## What the task requires
When you restate the entries that follow, keep every word exactly and drop the pictures.

**** Material provided

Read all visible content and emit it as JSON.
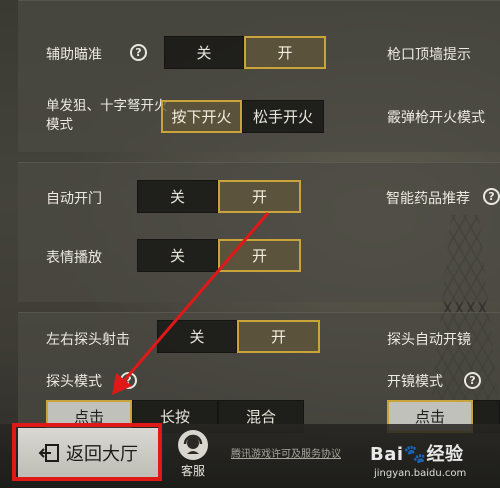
{
  "settings": {
    "aim_assist": {
      "label": "辅助瞄准",
      "options": [
        "关",
        "开"
      ],
      "selected": "开"
    },
    "muzzle_tip": {
      "label": "枪口顶墙提示"
    },
    "sniper_fire_mode": {
      "label": "单发狙、十字弩开火模式",
      "options": [
        "按下开火",
        "松手开火"
      ],
      "selected": "按下开火"
    },
    "shotgun_fire_mode": {
      "label": "霰弹枪开火模式"
    },
    "auto_door": {
      "label": "自动开门",
      "options": [
        "关",
        "开"
      ],
      "selected": "开"
    },
    "smart_meds": {
      "label": "智能药品推荐"
    },
    "emote_play": {
      "label": "表情播放",
      "options": [
        "关",
        "开"
      ],
      "selected": "开"
    },
    "peek_fire": {
      "label": "左右探头射击",
      "options": [
        "关",
        "开"
      ],
      "selected": "开"
    },
    "peek_auto_scope": {
      "label": "探头自动开镜"
    },
    "peek_mode": {
      "label": "探头模式",
      "options": [
        "点击",
        "长按",
        "混合"
      ],
      "selected": "点击"
    },
    "scope_mode": {
      "label": "开镜模式",
      "options": [
        "点击"
      ],
      "selected": "点击"
    }
  },
  "help_glyph": "?",
  "footer": {
    "back_label": "返回大厅",
    "support_label": "客服",
    "license_link": "腾讯游戏许可及服务协议"
  },
  "watermark": {
    "logo": "Bai🐾经验",
    "url": "jingyan.baidu.com"
  },
  "colors": {
    "accent": "#c9a43a",
    "annotation": "#e01818"
  }
}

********

## Written answer
Read all visible content and emit it as JSON.
{
  "settings": {
    "aim_assist": {
      "label": "辅助瞄准",
      "options": [
        "关",
        "开"
      ],
      "selected": "开"
    },
    "muzzle_tip": {
      "label": "枪口顶墙提示"
    },
    "sniper_fire_mode": {
      "label": "单发狙、十字弩开火模式",
      "options": [
        "按下开火",
        "松手开火"
      ],
      "selected": "按下开火"
    },
    "shotgun_fire_mode": {
      "label": "霰弹枪开火模式"
    },
    "auto_door": {
      "label": "自动开门",
      "options": [
        "关",
        "开"
      ],
      "selected": "开"
    },
    "smart_meds": {
      "label": "智能药品推荐"
    },
    "emote_play": {
      "label": "表情播放",
      "options": [
        "关",
        "开"
      ],
      "selected": "开"
    },
    "peek_fire": {
      "label": "左右探头射击",
      "options": [
        "关",
        "开"
      ],
      "selected": "开"
    },
    "peek_auto_scope": {
      "label": "探头自动开镜"
    },
    "peek_mode": {
      "label": "探头模式",
      "options": [
        "点击",
        "长按",
        "混合"
      ],
      "selected": "点击"
    },
    "scope_mode": {
      "label": "开镜模式",
      "options": [
        "点击"
      ],
      "selected": "点击"
    }
  },
  "help_glyph": "?",
  "footer": {
    "back_label": "返回大厅",
    "support_label": "客服",
    "license_link": "腾讯游戏许可及服务协议"
  },
  "watermark": {
    "logo": "Bai🐾经验",
    "url": "jingyan.baidu.com"
  },
  "colors": {
    "accent": "#c9a43a",
    "annotation": "#e01818"
  }
}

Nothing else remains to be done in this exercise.